# Potential Difference across an ideal short circuited cell [duplicate]

It was my friend who asked me this question first. Suppose we have an ideal cell and a wire of resistance zero.Suppose we short circuit the cell using the wire(although we know ideal cells and zero resistance wires are not practically possible). Would there be a potential difference across the wire . I think it ought to be there ; but my friend points to me that no potential difference exist across a zero resistance wire. Please help me.

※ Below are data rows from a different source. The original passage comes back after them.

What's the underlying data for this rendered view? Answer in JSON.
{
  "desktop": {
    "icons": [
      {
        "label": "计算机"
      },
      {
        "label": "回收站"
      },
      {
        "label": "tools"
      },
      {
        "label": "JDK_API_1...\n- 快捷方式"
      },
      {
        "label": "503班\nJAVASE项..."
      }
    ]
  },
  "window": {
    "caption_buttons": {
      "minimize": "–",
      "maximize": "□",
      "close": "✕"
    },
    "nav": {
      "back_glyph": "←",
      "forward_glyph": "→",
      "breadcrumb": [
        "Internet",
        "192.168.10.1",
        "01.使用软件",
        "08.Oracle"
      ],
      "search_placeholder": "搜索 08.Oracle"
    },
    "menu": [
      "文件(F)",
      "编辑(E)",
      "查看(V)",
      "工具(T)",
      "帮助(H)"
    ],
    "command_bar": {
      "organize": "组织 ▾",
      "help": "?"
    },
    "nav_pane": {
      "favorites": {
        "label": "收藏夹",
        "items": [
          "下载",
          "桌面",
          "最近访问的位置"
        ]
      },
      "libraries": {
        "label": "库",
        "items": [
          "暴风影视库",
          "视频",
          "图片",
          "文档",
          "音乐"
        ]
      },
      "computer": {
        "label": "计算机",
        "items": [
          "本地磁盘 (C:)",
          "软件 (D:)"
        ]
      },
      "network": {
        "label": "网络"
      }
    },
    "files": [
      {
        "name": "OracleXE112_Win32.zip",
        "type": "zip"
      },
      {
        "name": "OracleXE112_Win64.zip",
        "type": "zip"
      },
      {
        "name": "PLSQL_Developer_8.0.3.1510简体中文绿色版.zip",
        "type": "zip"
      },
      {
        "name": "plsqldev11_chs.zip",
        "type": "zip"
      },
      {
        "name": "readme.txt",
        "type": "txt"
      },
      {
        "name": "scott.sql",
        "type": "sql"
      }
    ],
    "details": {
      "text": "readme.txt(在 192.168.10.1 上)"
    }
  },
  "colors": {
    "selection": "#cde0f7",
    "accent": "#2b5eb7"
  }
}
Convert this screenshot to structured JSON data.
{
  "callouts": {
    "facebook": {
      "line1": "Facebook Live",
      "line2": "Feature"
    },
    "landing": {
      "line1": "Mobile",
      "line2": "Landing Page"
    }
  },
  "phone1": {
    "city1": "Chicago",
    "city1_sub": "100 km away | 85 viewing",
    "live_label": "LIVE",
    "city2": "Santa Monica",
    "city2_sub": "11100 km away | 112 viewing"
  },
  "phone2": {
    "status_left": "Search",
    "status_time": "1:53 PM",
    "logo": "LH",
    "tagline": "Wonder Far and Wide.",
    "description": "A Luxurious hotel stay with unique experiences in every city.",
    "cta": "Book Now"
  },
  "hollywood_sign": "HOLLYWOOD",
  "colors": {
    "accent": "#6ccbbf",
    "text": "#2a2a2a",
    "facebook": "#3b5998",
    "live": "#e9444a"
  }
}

• if there is no resistance there is no potential difference indeed along the wire. However, the cell maintains a potential difference. The reason we come to a paradox is because of your perfect assumptions. In reality the resistance of the wire would generate joule losses which will decrease the voltage at the cell over time. Once all the energy stored in the cell has been used there is no currents anymore. Then it only remains the voltage at the cell due to the electrochemical rest potential. So there is a potential difference on the wire but no electrons available to balance it. – Ronan Tarik Drevon Nov 25 '16 at 11:13

An ideal voltage source (cell) with voltage $V$ doesn't have an internal resistance. If you short circuit the cell with a wire of resistance R, according to Ohms law a current $I=V/R$ will flow and there will be a potential difference $V$ across the wire. If you let the resistance of the wire go to zero, $R->0$, then the current will go to infinity but the voltage drop stays the same.
• @Deepakms - Yes, mathematically Ohms law is used. Therefore, when $R$ goes to zero, $I$ goes to infinity in such a way that $V=RI$ stays constant. – freecharly Nov 25 '16 at 18:00